Foreclosure Fund Gets $600 Million to Help Residents of 5 More States Save Homes
The Washington Post | March 30, 2010
The Obama administration announced Monday that it is expanding by $600 million a fund aimed at helping states tackle the foreclosure crisis with locally tailored approaches.
Financial Reform Closer to Ending ‘Too Big to Fail’: Geithner
CNBC | March 29, 2010
The financial reform bill is moving closer to guaranteeing its two most important functions: that taxpayers will never again have to spend billions of dollars to rescue failing banks, and that institutions will never be considered too big to fail, Treasury Secretary Timothy Geithner told CNBC Monday.
Spurt of Home Buying as End of Tax Credit Looms
The New York Times | March 29, 2010
Nine hundred days after putting their house on the market, Andrew and Jane Palestini were beginning to think they might be stuck in Iowa forever. The looming expiration of the government’s housing tax credit pushed them into action.
Half of Commercial Mortgages to Be Underwater: Warren
CNBC | March 29, 2010
By the end of 2010, about half of all commercial real estate mortgages will be underwater, said Elizabeth Warren, chairperson of the TARP Congressional Oversight Panel, in a wide-ranging interview on Monday.
Cheap Mortgages May Last as Investors Take Over When Fed Leaves
Bloomberg | March 30, 2010
The Federal Reserve’s completion this week of its program to buy $1.25 trillion in mortgage bonds probably won’t mean significantly higher U.S. home loan rates as investors return to the market, replacing the Fed.
Homeowners Balk as Property Tax Bills Stay High
USA Today | March 30, 2010

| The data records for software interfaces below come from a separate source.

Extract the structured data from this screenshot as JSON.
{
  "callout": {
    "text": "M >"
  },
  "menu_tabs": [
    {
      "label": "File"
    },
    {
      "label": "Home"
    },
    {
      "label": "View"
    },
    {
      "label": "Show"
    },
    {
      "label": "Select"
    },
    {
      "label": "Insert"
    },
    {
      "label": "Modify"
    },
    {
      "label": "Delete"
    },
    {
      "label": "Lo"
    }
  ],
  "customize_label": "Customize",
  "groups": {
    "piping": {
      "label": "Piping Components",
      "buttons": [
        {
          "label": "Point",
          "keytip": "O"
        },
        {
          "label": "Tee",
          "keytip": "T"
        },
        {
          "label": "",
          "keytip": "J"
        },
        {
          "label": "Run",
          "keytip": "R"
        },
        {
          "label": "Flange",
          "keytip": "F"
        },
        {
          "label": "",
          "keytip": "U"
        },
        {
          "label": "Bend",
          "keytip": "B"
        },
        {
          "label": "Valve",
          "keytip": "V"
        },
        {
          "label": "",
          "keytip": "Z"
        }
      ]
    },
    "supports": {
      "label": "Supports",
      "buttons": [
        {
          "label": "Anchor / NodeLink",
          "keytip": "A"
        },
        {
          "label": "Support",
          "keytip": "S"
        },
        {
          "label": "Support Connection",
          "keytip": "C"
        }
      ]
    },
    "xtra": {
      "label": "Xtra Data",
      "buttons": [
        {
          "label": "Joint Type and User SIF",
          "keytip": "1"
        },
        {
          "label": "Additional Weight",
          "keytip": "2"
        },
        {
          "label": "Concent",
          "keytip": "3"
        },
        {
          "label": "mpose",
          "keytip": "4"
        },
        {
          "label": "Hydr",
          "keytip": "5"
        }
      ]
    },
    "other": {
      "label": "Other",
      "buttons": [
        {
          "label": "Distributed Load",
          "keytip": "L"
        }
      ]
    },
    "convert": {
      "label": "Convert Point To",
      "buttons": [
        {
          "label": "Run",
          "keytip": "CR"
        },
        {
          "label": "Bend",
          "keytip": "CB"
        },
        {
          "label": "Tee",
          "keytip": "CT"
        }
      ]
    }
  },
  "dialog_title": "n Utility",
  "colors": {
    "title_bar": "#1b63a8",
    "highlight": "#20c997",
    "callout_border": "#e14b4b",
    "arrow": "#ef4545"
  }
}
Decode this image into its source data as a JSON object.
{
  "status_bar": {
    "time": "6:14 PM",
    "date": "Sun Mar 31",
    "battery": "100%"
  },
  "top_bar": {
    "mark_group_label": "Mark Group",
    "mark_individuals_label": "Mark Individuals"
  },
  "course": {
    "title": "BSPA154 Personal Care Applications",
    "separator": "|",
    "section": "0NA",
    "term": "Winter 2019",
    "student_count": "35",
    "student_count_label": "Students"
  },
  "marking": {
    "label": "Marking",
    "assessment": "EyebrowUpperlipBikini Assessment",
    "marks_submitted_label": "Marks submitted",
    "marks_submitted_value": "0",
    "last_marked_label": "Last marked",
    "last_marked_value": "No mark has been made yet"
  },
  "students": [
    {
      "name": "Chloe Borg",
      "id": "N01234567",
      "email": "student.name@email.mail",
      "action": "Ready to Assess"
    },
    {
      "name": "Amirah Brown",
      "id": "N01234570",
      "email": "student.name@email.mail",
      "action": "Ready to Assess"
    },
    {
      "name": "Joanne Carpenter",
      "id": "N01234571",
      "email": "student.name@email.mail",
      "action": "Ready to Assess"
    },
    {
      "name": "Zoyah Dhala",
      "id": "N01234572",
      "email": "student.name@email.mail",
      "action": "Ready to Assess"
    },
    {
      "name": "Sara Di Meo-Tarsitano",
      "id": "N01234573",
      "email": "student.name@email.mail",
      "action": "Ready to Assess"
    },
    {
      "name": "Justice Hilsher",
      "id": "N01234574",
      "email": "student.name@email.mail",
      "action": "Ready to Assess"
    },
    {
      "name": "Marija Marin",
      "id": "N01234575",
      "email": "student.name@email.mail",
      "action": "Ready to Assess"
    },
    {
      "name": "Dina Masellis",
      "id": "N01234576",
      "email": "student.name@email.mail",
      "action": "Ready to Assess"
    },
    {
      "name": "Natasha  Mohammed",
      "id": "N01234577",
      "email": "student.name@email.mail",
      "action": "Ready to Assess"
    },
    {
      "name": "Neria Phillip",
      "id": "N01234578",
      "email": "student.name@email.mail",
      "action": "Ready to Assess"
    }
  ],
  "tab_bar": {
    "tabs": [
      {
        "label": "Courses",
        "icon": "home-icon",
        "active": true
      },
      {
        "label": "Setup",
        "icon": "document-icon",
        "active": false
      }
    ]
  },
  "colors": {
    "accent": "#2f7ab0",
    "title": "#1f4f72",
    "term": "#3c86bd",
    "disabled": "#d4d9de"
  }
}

Javier Hyland was furious when he got his latest property tax bill from Miami-Dade County. First, the county put the value of his ocean-view apartment at $417,000. He can’t see any way the place is worth more than $400,000 after a meltdown in the South Florida real estate market. Worse, the county assessed his neighbor’s bigger, nicer, newer flat at only $407,000: “Is that fair?” asks Hyland, a pricing manager for a shipping company.